Preston Murders and Misdemeanours
A Preston Chronicle newspaper headline in 1866 of 'Thievery, Knavery & Harlotry in Preston' described a town struggling with crime and its consequences. Justice had been swift from the days of horse thieves and highwaymen, when the gloom of the gallows or transportation brought fear to the less fortunate who lived among poverty and pestilence. Some would earn notoriety for their dreadful deeds, while others received pity for their plight.
In Preston Murders and Misdemeanours, local author Keith Johnson brings together a collection of tales from the court archives to chronicle the events that occupied the courts and brought criminals to justice. Judges and justices, coroners and court clerks, barristers and briefs all played their part in a time when justice was swift and often delivered harshly with unflinching retribution. The poacher, the pickpocket, the prostitute and the pilfering thief were all punished for their crimes - whether petty or paramount.

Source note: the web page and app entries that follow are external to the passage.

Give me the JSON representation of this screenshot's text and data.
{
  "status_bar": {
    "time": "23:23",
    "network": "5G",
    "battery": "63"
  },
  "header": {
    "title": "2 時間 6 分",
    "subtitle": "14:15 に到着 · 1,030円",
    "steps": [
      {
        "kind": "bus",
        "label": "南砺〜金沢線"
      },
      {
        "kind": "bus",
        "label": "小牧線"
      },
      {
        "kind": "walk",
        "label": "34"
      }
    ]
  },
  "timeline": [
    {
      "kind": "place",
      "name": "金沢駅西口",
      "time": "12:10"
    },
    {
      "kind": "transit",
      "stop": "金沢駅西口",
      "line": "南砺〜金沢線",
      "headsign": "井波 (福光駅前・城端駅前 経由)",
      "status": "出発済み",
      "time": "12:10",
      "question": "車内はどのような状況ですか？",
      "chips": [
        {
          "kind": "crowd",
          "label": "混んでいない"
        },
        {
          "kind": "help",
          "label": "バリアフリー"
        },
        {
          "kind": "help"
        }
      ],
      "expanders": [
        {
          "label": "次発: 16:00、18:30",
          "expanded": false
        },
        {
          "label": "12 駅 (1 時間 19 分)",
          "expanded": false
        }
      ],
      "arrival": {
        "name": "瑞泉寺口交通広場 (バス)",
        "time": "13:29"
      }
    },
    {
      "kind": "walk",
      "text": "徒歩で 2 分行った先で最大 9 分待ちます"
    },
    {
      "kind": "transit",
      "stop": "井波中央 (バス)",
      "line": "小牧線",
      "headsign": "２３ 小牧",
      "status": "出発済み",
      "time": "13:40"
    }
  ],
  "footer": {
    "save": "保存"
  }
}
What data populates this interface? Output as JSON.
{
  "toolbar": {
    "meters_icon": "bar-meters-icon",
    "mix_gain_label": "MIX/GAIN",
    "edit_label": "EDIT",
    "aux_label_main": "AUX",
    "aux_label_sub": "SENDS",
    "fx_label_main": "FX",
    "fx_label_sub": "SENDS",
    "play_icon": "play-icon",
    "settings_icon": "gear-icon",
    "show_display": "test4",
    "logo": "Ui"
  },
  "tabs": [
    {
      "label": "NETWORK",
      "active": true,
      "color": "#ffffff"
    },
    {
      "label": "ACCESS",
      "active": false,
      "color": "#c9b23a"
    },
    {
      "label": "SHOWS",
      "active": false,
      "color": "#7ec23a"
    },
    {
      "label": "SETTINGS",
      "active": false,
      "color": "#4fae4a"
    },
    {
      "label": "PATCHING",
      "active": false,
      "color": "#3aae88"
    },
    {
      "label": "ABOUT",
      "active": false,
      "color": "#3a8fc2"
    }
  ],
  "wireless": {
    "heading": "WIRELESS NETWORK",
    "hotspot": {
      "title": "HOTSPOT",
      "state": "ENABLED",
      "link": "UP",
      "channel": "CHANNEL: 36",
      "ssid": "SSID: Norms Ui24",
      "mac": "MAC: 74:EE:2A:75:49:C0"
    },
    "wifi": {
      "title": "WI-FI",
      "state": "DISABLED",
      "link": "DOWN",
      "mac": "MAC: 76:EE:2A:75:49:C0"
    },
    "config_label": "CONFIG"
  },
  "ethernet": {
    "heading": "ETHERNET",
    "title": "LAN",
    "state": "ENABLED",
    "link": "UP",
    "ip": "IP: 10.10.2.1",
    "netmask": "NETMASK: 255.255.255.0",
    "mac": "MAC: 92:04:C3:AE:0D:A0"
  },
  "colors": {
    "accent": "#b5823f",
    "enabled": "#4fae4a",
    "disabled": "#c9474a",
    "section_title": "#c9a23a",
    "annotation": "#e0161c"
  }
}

Keith Johnson tells of those who were murdered, poisoned, mistreated or cheated. He reveals the killers, thieves, swindlers and fraudsters who faced the glare of the courtroom and felt the long arm of the law. This journey through the justice system in this Lancashire city exposes the harsh realities of life and the curiosities of the past that are both compelling and thought-provoking.